The Public Health England Diabetes Fingertips Profile[6] provides an overview of data on diabetes. The data used for the indicators comes from a variety of sources including routine primary care data, national survey data, national clinical audit data and hospital records. The indicators provide information on the distribution and determinants of diabetes, measures of patient treatment and care and diabetes-related complications.  fingertips.phe.org.uk/profile-group/cardiovascular-disease-diabetes-kidney-disease/profile/diabetes-ft

Diabetes UK are a diabetes charity who aim to support those living with diabetes, prevent type 2 diabetes, make research breakthroughs, and ultimately find a cure. Several documents produced by Diabetes UK were used to research this report. www.diabetes.org.uk

The NHS Health Check programme[10] offers free of charge health check-ups for adults aged 40-74. It is designed to spot early signs of stroke, kidney disease, heart disease, type 2 diabetes or dementia. Where early signs of diabetes are identified, a healthcare professional can give advice to help reduce the risk of diabetes developing. www.healthcheck.nhs.uk

OneLife Suffolk is a healthy lifestyles organisation who can offer free tips and practical advice on a number of health and wellbeing topics. onelifesuffolk.co.uk

6 References

[1]         Diabetes UK, “Facts & Figures.” [Online]. Available: https://www.diabetes.org.uk/professionals/position-statements-reports/statistics

[2]         N. Hex, C. Bartlett, D. Wright, M. Taylor, and D. Varley, “Estimating the current and future costs of Type 1 and Type 2 diabetes in the UK, including direct health costs and indirect societal and productivity costs,” Diabet. Med., vol. 29, no. 7, pp. 855–862, 2012.

[3]         Diabetes UK, “The Cost of Diabetes,” 2014. Available: https://www.diabetes.org.uk/resources-s3/2017-11/diabetes uk cost of diabetes report.pdf

[4]         Diabetes UK, “Diabetes in Childhood.” [Online]. Available: https://www.diabetes.co.uk/children-and-diabetes.html

[5]         Diabetes UK, “Diabetes Risk Factors.” [Online]. Available: https://www.diabetes.org.uk/preventing-type-2-diabetes/diabetes-risk-factors

[6]         Public Health England, “Diabetes profile.” [Online]. Available: https://fingertips.phe.org.uk/profile/diabetes-ft

[7]         Public Health England, “Diabetes prevalence estimates for local populations,” 2015. Available: https://www.gov.uk/government/publications/diabetes-prevalence-estimates-for-local-populations.

[8]        Suffolk County Council and NHS Digital, “Analysis of Hospital Episode Statistics.” 2018.

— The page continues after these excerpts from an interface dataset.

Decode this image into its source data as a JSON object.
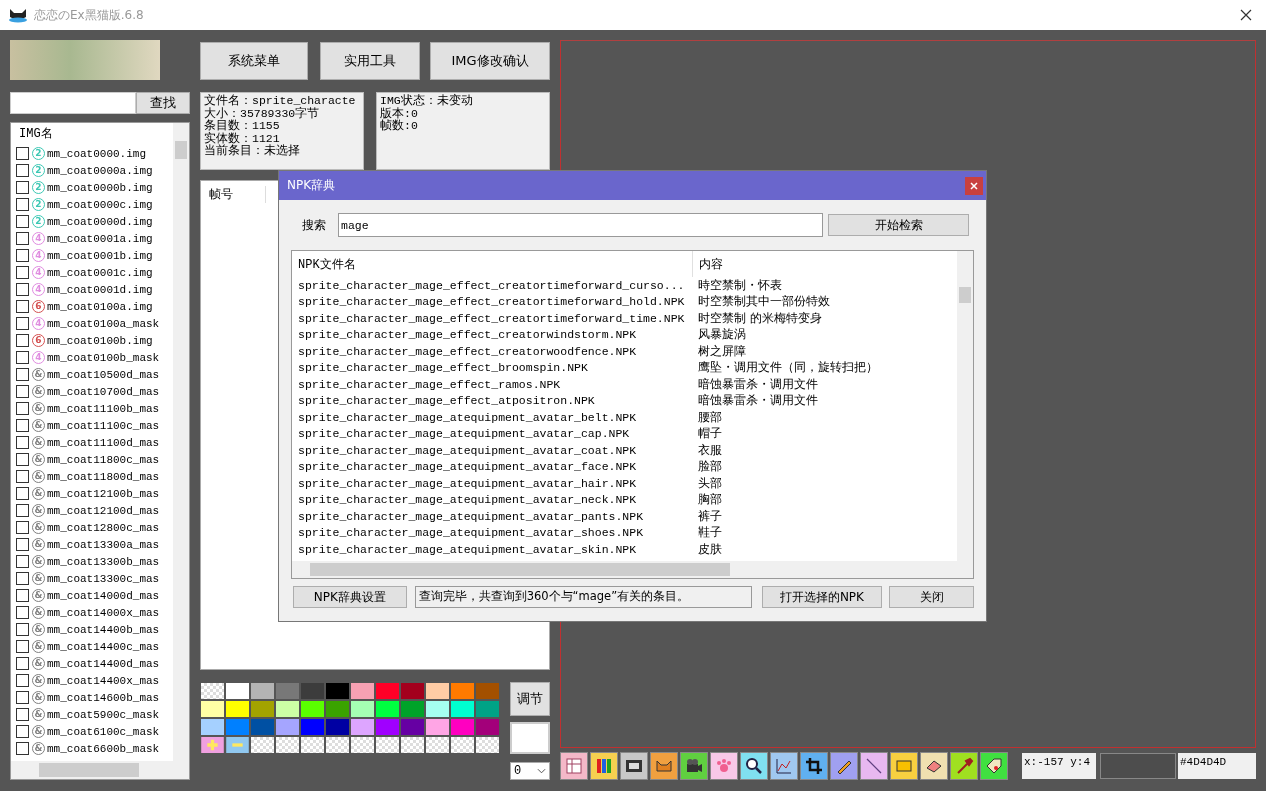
{
  "window": {
    "title": "恋恋のEx黑猫版.6.8"
  },
  "search": {
    "button": "查找"
  },
  "img_list": {
    "header": "IMG名",
    "items": [
      {
        "name": "mm_coat0000.img",
        "badge": "2",
        "color": "#3cc8b4",
        "checked": false
      },
      {
        "name": "mm_coat0000a.img",
        "badge": "2",
        "color": "#3cc8b4",
        "checked": false
      },
      {
        "name": "mm_coat0000b.img",
        "badge": "2",
        "color": "#3cc8b4",
        "checked": false
      },
      {
        "name": "mm_coat0000c.img",
        "badge": "2",
        "color": "#3cc8b4",
        "checked": false
      },
      {
        "name": "mm_coat0000d.img",
        "badge": "2",
        "color": "#3cc8b4",
        "checked": false
      },
      {
        "name": "mm_coat0001a.img",
        "badge": "4",
        "color": "#e08ce0",
        "checked": false
      },
      {
        "name": "mm_coat0001b.img",
        "badge": "4",
        "color": "#e08ce0",
        "checked": false
      },
      {
        "name": "mm_coat0001c.img",
        "badge": "4",
        "color": "#e08ce0",
        "checked": false
      },
      {
        "name": "mm_coat0001d.img",
        "badge": "4",
        "color": "#e08ce0",
        "checked": false
      },
      {
        "name": "mm_coat0100a.img",
        "badge": "6",
        "color": "#d45050",
        "checked": false
      },
      {
        "name": "mm_coat0100a_mask",
        "badge": "4",
        "color": "#e08ce0",
        "checked": false
      },
      {
        "name": "mm_coat0100b.img",
        "badge": "6",
        "color": "#d45050",
        "checked": false
      },
      {
        "name": "mm_coat0100b_mask",
        "badge": "4",
        "color": "#e08ce0",
        "checked": false
      },
      {
        "name": "mm_coat10500d_mas",
        "badge": "&",
        "color": "#808080",
        "checked": false
      },
      {
        "name": "mm_coat10700d_mas",
        "badge": "&",
        "color": "#808080",
        "checked": false
      },
      {
        "name": "mm_coat11100b_mas",
        "badge": "&",
        "color": "#808080",
        "checked": false
      },
      {
        "name": "mm_coat11100c_mas",
        "badge": "&",
        "color": "#808080",
        "checked": false
      },
      {
        "name": "mm_coat11100d_mas",
        "badge": "&",
        "color": "#808080",
        "checked": false
      },
      {
        "name": "mm_coat11800c_mas",
        "badge": "&",
        "color": "#808080",
        "checked": false
      },
      {
        "name": "mm_coat11800d_mas",
        "badge": "&",
        "color": "#808080",
        "checked": false
      },
      {
        "name": "mm_coat12100b_mas",
        "badge": "&",
        "color": "#808080",
        "checked": false
      },
      {
        "name": "mm_coat12100d_mas",
        "badge": "&",
        "color": "#808080",
        "checked": false
      },
      {
        "name": "mm_coat12800c_mas",
        "badge": "&",
        "color": "#808080",
        "checked": false
      },
      {
        "name": "mm_coat13300a_mas",
        "badge": "&",
        "color": "#808080",
        "checked": false
      },
      {
        "name": "mm_coat13300b_mas",
        "badge": "&",
        "color": "#808080",
        "checked": false
      },
      {
        "name": "mm_coat13300c_mas",
        "badge": "&",
        "color": "#808080",
        "checked": false
      },
      {
        "name": "mm_coat14000d_mas",
        "badge": "&",
        "color": "#808080",
        "checked": false
      },
      {
        "name": "mm_coat14000x_mas",
        "badge": "&",
        "color": "#808080",
        "checked": false
      },
      {
        "name": "mm_coat14400b_mas",
        "badge": "&",
        "color": "#808080",
        "checked": false
      },
      {
        "name": "mm_coat14400c_mas",
        "badge": "&",
        "color": "#808080",
        "checked": false
      },
      {
        "name": "mm_coat14400d_mas",
        "badge": "&",
        "color": "#808080",
        "checked": false
      },
      {
        "name": "mm_coat14400x_mas",
        "badge": "&",
        "color": "#808080",
        "checked": false
      },
      {
        "name": "mm_coat14600b_mas",
        "badge": "&",
        "color": "#808080",
        "checked": false
      },
      {
        "name": "mm_coat5900c_mask",
        "badge": "&",
        "color": "#808080",
        "checked": false
      },
      {
        "name": "mm_coat6100c_mask",
        "badge": "&",
        "color": "#808080",
        "checked": false
      },
      {
        "name": "mm_coat6600b_mask",
        "badge": "&",
        "color": "#808080",
        "checked": false
      }
    ]
  },
  "menu_buttons": [
    "系统菜单",
    "实用工具",
    "IMG修改确认"
  ],
  "file_info": [
    "文件名：sprite_characte",
    "大小：35789330字节",
    "条目数：1155",
    "实体数：1121",
    "当前条目：未选择"
  ],
  "img_info": [
    "IMG状态：未变动",
    "版本:0",
    "帧数:0"
  ],
  "frame_list": {
    "header": "帧号"
  },
  "palette": [
    {
      "kind": "empty"
    },
    {
      "kind": "color",
      "color": "#ffffff"
    },
    {
      "kind": "color",
      "color": "#b4b4b4"
    },
    {
      "kind": "color",
      "color": "#787878"
    },
    {
      "kind": "color",
      "color": "#3c3c3c"
    },
    {
      "kind": "color",
      "color": "#000000"
    },
    {
      "kind": "color",
      "color": "#f7a1b3"
    },
    {
      "kind": "color",
      "color": "#ff0027"
    },
    {
      "kind": "color",
      "color": "#a3001d"
    },
    {
      "kind": "color",
      "color": "#ffcca5"
    },
    {
      "kind": "color",
      "color": "#ff7a00"
    },
    {
      "kind": "color",
      "color": "#a35000"
    },
    {
      "kind": "color",
      "color": "#ffffa5"
    },
    {
      "kind": "color",
      "color": "#ffff00"
    },
    {
      "kind": "color",
      "color": "#a3a300"
    },
    {
      "kind": "color",
      "color": "#ccffa5"
    },
    {
      "kind": "color",
      "color": "#5aff00"
    },
    {
      "kind": "color",
      "color": "#3aa300"
    },
    {
      "kind": "color",
      "color": "#a5ffb3"
    },
    {
      "kind": "color",
      "color": "#00ff40"
    },
    {
      "kind": "color",
      "color": "#00a329"
    },
    {
      "kind": "color",
      "color": "#a5fff0"
    },
    {
      "kind": "color",
      "color": "#00ffd0"
    },
    {
      "kind": "color",
      "color": "#00a386"
    },
    {
      "kind": "color",
      "color": "#a5d0ff"
    },
    {
      "kind": "color",
      "color": "#0080ff"
    },
    {
      "kind": "color",
      "color": "#0050a3"
    },
    {
      "kind": "color",
      "color": "#a5a5ff"
    },
    {
      "kind": "color",
      "color": "#0000ff"
    },
    {
      "kind": "color",
      "color": "#0000a3"
    },
    {
      "kind": "color",
      "color": "#dda5ff"
    },
    {
      "kind": "color",
      "color": "#a000ff"
    },
    {
      "kind": "color",
      "color": "#6600a3"
    },
    {
      "kind": "color",
      "color": "#ffa5e5"
    },
    {
      "kind": "color",
      "color": "#ff00c0"
    },
    {
      "kind": "color",
      "color": "#a3007a"
    },
    {
      "kind": "add"
    },
    {
      "kind": "remove"
    },
    {
      "kind": "empty"
    },
    {
      "kind": "empty"
    },
    {
      "kind": "empty"
    },
    {
      "kind": "empty"
    },
    {
      "kind": "empty"
    },
    {
      "kind": "empty"
    },
    {
      "kind": "empty"
    },
    {
      "kind": "empty"
    },
    {
      "kind": "empty"
    },
    {
      "kind": "empty"
    }
  ],
  "adjust_button": "调节",
  "layer_select": {
    "value": "0"
  },
  "status": {
    "coords": "x:-157 y:4",
    "color_hex": "#4D4D4D"
  },
  "dialog": {
    "title": "NPK辞典",
    "search_label": "搜索",
    "search_value": "mage",
    "search_button": "开始检索",
    "columns": [
      "NPK文件名",
      "内容"
    ],
    "rows": [
      [
        "sprite_character_mage_effect_creatortimeforward_curso...",
        "時空禁制・怀表"
      ],
      [
        "sprite_character_mage_effect_creatortimeforward_hold.NPK",
        "时空禁制其中一部份特效"
      ],
      [
        "sprite_character_mage_effect_creatortimeforward_time.NPK",
        "时空禁制 的米梅特变身"
      ],
      [
        "sprite_character_mage_effect_creatorwindstorm.NPK",
        "风暴旋涡"
      ],
      [
        "sprite_character_mage_effect_creatorwoodfence.NPK",
        "树之屏障"
      ],
      [
        "sprite_character_mage_effect_broomspin.NPK",
        "鹰坠・调用文件（同，旋转扫把）"
      ],
      [
        "sprite_character_mage_effect_ramos.NPK",
        "暗蚀暴雷杀・调用文件"
      ],
      [
        "sprite_character_mage_effect_atpositron.NPK",
        "暗蚀暴雷杀・调用文件"
      ],
      [
        "sprite_character_mage_atequipment_avatar_belt.NPK",
        "腰部"
      ],
      [
        "sprite_character_mage_atequipment_avatar_cap.NPK",
        "帽子"
      ],
      [
        "sprite_character_mage_atequipment_avatar_coat.NPK",
        "衣服"
      ],
      [
        "sprite_character_mage_atequipment_avatar_face.NPK",
        "脸部"
      ],
      [
        "sprite_character_mage_atequipment_avatar_hair.NPK",
        "头部"
      ],
      [
        "sprite_character_mage_atequipment_avatar_neck.NPK",
        "胸部"
      ],
      [
        "sprite_character_mage_atequipment_avatar_pants.NPK",
        "裤子"
      ],
      [
        "sprite_character_mage_atequipment_avatar_shoes.NPK",
        "鞋子"
      ],
      [
        "sprite_character_mage_atequipment_avatar_skin.NPK",
        "皮肤"
      ]
    ],
    "settings_button": "NPK辞典设置",
    "result": "查询完毕，共查询到360个与“mage”有关的条目。",
    "open_button": "打开选择的NPK",
    "close_button": "关闭"
  }
}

[9]         NHS, “Your local Healthier You: NHS Diabetes Prevention Programme.” [Online]. Available: https://preventing-diabetes.co.uk/

[10]      NHS, “NHS Health Check.” [Online]. Available: https://www.nhs.uk/conditions/nhs-health-check/

[11]      NHS, “NHS Data model and dictionary for England (version 3),” 2019. [Online]. Available: https://www.datadictionary.nhs.uk